Does one of your legs appear to be shorter than the other? Or, is your pelvis tilted, so one hip bone appears higher than the other? Or is one of your hip bones rotated slightly forward compared to the other?
These could be signs of pelvic asymmetry. Structural asymmetries in the pelvis have long been linked to low back pain or joint problems. Asymmetry of the pelvis can set up a kinetic chain of compensations in the body, creating a negative effect on your hip joints, knees and feet, and in the upper body, affecting the vertebral discs and trunk balance.
In this free download, certified yoga therapist and back care specialist Lillah Schwartz explains why asymmetry in the pelvis can be the hidden source of chronic pain and structural imbalance throughout the body.
Understanding the mechanics of pelvic asymmetry is particularly important for yoga practitioners, Lillah notes. Yoga practitioners with a tilted or rotated pelvis may be unknowingly stretching too deeply into asymmetrical poses in Power Yoga and Vinyasa Yoga classes, and this could result in pain and even long-term damage.
It’s easy to misunderstand the signals our bodies are sending.
Lillah explains that when one side of the body is more stable and the other side feels like it’s more “stretchy” it’s easy to interpret the signal that the looser side has more flexibility and capacity to lengthen, when in fact the muscles are actually weaker.
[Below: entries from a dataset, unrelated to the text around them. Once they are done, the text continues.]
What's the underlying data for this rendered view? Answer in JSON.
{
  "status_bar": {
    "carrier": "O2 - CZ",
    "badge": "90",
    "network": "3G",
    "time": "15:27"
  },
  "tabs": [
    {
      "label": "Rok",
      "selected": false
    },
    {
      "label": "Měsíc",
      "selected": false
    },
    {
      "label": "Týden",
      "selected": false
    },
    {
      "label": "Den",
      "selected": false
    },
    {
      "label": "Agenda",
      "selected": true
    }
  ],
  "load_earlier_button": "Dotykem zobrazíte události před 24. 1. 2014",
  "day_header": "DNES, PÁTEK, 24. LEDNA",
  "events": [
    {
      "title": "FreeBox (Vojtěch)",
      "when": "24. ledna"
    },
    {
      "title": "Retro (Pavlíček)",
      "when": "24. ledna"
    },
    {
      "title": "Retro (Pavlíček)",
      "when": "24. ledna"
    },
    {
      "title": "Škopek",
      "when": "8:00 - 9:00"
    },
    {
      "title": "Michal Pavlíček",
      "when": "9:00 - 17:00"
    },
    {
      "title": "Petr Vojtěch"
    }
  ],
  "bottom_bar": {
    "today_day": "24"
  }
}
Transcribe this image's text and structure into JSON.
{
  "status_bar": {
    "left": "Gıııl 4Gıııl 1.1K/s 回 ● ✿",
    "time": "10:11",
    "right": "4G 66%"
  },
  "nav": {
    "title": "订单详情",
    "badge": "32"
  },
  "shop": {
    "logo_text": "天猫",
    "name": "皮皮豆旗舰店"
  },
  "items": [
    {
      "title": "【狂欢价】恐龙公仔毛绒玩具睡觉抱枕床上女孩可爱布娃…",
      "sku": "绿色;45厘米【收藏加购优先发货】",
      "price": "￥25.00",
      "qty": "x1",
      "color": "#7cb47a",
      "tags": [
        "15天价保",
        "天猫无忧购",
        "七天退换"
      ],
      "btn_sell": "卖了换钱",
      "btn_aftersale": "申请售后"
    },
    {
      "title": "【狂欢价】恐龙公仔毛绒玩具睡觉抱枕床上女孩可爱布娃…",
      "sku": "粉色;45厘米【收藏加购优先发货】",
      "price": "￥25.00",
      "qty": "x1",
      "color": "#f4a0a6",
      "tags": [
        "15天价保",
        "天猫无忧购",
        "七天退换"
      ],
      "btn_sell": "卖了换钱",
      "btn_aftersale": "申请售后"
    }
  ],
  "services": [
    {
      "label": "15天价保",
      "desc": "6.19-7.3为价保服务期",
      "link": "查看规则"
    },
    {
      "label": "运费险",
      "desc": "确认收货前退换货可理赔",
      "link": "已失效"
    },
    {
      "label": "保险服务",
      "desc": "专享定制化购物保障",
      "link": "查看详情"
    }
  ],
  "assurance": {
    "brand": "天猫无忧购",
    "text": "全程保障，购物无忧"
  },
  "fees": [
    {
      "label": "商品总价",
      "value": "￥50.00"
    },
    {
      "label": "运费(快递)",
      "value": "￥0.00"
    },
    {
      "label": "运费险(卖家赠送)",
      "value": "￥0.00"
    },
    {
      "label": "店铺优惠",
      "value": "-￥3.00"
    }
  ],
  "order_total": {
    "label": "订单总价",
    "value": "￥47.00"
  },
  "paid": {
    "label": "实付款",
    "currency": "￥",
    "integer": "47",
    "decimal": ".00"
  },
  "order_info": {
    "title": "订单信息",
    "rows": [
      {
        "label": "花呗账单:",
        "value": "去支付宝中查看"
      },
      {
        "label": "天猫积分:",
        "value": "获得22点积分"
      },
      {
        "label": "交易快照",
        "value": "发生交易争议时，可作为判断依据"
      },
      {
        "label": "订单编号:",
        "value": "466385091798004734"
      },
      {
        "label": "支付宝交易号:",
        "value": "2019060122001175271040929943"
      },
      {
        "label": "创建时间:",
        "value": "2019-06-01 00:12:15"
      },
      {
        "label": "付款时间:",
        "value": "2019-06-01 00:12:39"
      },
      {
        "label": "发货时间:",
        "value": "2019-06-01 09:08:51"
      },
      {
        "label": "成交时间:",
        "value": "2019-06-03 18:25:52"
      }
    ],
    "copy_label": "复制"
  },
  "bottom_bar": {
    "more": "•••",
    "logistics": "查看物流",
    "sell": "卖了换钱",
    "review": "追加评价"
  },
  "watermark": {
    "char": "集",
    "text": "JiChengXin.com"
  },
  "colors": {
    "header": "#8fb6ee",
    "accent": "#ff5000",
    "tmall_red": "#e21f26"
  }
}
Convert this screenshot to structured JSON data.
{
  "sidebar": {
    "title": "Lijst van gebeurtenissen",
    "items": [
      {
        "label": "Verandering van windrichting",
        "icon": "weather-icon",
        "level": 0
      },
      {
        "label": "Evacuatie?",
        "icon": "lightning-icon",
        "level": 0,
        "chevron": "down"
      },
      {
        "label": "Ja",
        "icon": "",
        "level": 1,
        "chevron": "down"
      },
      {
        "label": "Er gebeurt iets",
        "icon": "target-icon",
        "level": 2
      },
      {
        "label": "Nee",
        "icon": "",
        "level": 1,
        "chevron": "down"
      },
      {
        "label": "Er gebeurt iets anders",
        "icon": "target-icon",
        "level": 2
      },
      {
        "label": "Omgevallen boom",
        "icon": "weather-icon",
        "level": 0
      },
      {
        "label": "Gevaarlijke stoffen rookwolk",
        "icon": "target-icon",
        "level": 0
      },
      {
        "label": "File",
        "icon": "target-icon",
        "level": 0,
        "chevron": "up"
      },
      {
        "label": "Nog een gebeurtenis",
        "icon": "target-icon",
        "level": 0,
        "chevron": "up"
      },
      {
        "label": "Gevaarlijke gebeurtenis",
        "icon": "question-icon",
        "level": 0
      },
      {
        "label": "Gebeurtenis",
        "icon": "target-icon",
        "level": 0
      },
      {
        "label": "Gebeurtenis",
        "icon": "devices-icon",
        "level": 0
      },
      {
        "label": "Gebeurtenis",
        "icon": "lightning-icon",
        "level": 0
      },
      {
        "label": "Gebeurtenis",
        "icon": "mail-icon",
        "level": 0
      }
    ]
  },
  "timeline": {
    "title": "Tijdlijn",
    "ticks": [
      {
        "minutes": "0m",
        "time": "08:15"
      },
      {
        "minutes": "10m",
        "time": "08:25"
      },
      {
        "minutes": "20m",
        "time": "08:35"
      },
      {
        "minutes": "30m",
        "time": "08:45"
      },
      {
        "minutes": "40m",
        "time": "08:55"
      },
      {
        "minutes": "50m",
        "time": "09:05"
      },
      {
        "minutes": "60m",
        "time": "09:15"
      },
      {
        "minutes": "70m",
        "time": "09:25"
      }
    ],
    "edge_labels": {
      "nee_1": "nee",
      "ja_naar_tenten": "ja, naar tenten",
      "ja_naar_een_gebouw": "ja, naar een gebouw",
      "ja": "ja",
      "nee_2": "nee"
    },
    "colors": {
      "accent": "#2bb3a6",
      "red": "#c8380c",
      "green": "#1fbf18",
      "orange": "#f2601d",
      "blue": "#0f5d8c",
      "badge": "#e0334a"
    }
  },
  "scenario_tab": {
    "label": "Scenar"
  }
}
“You may be thinking that being looser on one side means you can stretch much further,” she explains. “So you take a pattern that is already out of balance and make it even more out of balance by taking the stretch too far. When there’s pain involved you may think stretching more is the answer, but in fact the painful muscle is always the weaker muscle. Rather than stretching, addressing that foundational imbalance is where you should begin. You may actually need to ease back on that side and stretch the other side.”
The first step in achieving balance, says LIllah, is to study the “map” of the pelvis, observing balance in simple movements and even looking at the wear pattern of your shoes. She offers some simple assessment tools, including using the imagery of a clock face to study the position of the hip points. That way you can begin to understand where misalignment lies, which muscles are actually tight and which may be overstretched.
Once imbalances have been identified, the job is to cultivate fluidity and ease, connect to breath, and open and release restricted connective tissue. Only then does Lillah advise beginning to work on toning what’s weak. Weakness can come from a variety of sources, including the deep hip flexors, the core or gluteal muscles, or the pelvic floor.
You may also be interested in Lillah’s course, Yoga for a Healthy Back: Addressing Pelvic Asymmetry.